It took twenty-five years for the BBC to create anything as successful as Coronation Street, when Eastenders came onto our screens in 1985, which is also still highly successful today and is viewed by millions of people worldwide! Prior to Coronation Street, Soap Opera’s had already evolved and were first created as radio broadcasts, using actors and actresses as character voices with hand-created sound effects to represent their actions. The original and most famous radio Soap Opera to date is ‘The Archers’, launched on BBC Radio 4 in 1951, which is still ongoing today!
Other television channels such as Channel Four and Channel Five have tried to keep up with the Soap Opera revolution but have never managed to achieve such high viewer ratings as the likes of Coronation Street and Eastenders, I think this is because they will never strike people as being original. Coronation Street was the first ever British television soap based in Manchester and Eastenders was obviously based in the East-end of London, these cover the North and South of England, so they didn’t leave much space for originality in any new soaps as far as community is concerned.
Although Channel Four’s latest attempt, ‘Hollyoaks’ has had good ratings, which seems to be due to its majority of young cast members and its early showing at six o clock on most weekdays. One particular Soap Opera, which has brought its own genre to our screens, is Neighbours; this came onto the BBC from Australia in March 1985. The main reason for its success was the fact that it was based in a whole new environment in the sunny, leisurely lifestyle of Australia. It is still on television today and is considered to be the third most successful Soap Opera in the UK.
In terms of codes and conventions, I feel Eastenders is the best platform to look into. In my opinion, a big part of its success is from the major, ongoing storylines, it creates and perfects the London, Southern way of life. Though being a Southerner myself, this may force a biased point of view, as I can’t relate well to the Northern codes of Manchester based Coronation Street and Hollyoaks for instance. However, this way I do know that the use of codes and conventions are successful in Eastenders.

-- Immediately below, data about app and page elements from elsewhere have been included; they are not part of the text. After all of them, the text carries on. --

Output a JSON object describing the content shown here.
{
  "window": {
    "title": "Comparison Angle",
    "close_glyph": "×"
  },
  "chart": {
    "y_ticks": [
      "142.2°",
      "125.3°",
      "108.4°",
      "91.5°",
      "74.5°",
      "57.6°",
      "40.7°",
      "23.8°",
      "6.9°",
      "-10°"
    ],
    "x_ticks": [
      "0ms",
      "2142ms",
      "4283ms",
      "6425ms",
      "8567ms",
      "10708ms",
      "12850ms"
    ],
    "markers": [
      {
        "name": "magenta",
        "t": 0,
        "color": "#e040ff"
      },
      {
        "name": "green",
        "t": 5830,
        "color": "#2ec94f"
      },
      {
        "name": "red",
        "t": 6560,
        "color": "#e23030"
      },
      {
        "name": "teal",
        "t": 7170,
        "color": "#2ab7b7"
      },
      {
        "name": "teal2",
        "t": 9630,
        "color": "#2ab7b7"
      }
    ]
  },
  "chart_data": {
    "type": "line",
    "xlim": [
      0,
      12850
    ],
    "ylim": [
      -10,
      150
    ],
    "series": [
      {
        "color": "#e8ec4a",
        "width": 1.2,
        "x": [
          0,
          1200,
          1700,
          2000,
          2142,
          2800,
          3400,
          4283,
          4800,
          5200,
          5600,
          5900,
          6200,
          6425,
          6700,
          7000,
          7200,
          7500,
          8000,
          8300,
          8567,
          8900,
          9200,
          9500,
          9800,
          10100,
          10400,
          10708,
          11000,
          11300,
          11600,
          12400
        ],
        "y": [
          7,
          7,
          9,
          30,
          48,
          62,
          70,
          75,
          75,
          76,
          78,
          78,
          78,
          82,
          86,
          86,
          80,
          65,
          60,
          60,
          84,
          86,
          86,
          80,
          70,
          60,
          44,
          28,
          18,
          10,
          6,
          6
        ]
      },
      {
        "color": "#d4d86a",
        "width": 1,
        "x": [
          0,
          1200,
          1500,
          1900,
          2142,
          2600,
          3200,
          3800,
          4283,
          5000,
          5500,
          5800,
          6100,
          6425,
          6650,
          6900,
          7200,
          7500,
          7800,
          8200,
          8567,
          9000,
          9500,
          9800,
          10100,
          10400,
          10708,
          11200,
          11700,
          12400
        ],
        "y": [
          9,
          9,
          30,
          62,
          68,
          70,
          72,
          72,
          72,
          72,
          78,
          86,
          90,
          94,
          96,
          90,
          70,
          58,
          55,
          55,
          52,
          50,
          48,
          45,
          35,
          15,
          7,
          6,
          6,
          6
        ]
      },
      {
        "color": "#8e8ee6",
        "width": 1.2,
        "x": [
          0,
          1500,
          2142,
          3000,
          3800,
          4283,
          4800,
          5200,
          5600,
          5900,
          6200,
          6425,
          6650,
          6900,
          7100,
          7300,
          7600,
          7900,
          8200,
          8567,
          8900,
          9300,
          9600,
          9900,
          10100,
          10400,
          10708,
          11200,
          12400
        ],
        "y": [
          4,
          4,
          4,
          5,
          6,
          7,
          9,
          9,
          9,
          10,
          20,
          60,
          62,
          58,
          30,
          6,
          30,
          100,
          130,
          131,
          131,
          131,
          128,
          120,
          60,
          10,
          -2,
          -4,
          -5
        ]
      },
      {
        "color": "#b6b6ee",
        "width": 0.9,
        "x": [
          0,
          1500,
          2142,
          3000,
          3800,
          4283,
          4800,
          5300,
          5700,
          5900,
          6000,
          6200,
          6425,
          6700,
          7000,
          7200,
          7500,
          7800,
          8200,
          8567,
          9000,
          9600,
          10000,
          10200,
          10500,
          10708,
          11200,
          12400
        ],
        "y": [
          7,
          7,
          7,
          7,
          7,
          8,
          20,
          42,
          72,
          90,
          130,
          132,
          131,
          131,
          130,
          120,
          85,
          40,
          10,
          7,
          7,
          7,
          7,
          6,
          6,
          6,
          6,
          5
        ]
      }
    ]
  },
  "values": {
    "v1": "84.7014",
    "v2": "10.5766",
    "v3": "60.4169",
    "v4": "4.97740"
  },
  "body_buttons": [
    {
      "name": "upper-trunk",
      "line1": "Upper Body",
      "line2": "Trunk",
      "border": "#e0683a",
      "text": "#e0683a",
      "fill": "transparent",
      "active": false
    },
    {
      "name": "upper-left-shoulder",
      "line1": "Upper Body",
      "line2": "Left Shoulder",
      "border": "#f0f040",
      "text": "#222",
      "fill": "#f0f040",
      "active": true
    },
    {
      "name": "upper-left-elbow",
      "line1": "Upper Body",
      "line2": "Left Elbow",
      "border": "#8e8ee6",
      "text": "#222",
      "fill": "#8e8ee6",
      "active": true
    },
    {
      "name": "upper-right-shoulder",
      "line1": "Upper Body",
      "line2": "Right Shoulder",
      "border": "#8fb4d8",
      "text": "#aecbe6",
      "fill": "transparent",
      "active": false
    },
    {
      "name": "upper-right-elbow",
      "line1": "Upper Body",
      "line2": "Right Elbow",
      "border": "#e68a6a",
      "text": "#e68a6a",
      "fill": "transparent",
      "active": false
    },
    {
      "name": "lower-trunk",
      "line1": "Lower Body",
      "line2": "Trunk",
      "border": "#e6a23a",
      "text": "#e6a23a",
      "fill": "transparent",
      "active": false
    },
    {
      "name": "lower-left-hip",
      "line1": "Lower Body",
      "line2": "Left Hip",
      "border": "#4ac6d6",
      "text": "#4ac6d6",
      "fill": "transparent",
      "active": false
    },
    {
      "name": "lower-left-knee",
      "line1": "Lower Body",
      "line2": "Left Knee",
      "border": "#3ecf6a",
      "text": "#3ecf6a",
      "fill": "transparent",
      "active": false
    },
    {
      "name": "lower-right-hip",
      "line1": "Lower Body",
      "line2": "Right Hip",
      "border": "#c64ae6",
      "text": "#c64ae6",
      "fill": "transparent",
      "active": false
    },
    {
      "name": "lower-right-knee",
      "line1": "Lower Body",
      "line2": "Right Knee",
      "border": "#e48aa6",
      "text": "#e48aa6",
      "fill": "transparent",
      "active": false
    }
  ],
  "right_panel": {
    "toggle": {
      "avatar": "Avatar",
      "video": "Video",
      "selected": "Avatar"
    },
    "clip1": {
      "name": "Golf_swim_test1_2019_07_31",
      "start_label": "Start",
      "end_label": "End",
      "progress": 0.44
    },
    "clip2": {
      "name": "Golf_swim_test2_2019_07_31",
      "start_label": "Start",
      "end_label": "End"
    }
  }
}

One particular Eastenders storyline that springs to mind is the marriage of Kat Slater and Andy Hunter in the Christmas special episode of 2003. The fact that the organisation of the wedding didn’t run smoothly and didn’t turn out entirely perfect in the end is definitely a realistic code, in this case of a working class, Southern couple and although the storyline may seem a little over the top, the codes and conventions used kept it just on the borderline of being believable.
The main characters were acceptable, Andy Hunter; the typical, upper-class wannabe, gangster who had other people always there to fight his corner and apparently always gets his way! Opposed to the underdog, Aflie Moon, the openly working-class male, with a cockney, witty sense of humour and heart of gold but also a head of pure confusion and frustration with the likes of Andy. Both characters have their dreams as everyone does but in this case Alfie’s dream and genuine love for Kat came through stronger as he got his way eventually.
He made hard work of it, though again, this can be considered a convention of the stereotypical Londoner. On a whole, Eastenders has definitely mastered the techniques of bringing these characters and this area of London across to the viewer in the right way. The general basis is a working class, ambitious area full of people who will always fight their corner until they either fall flat on their face or until they win their battle, I can certainly relate to that.
Costume is hard to judge and pin onto an area or place of residence, though I can’t say I’ve ever seen any items of clothing which seem out of place in Eastenders, it’s often very basic, supposedly market clothes. Then there’s individual character costumes such as the one for money grabbing Andy Hunter, who would often be turned out in a suit, or there’s Kat Slater; covered in makeup, wearing low cut, tight tops and short skirts behind the bar of the Queen Victoria public house. Again, this is very believable and I’ve certainly seen it before.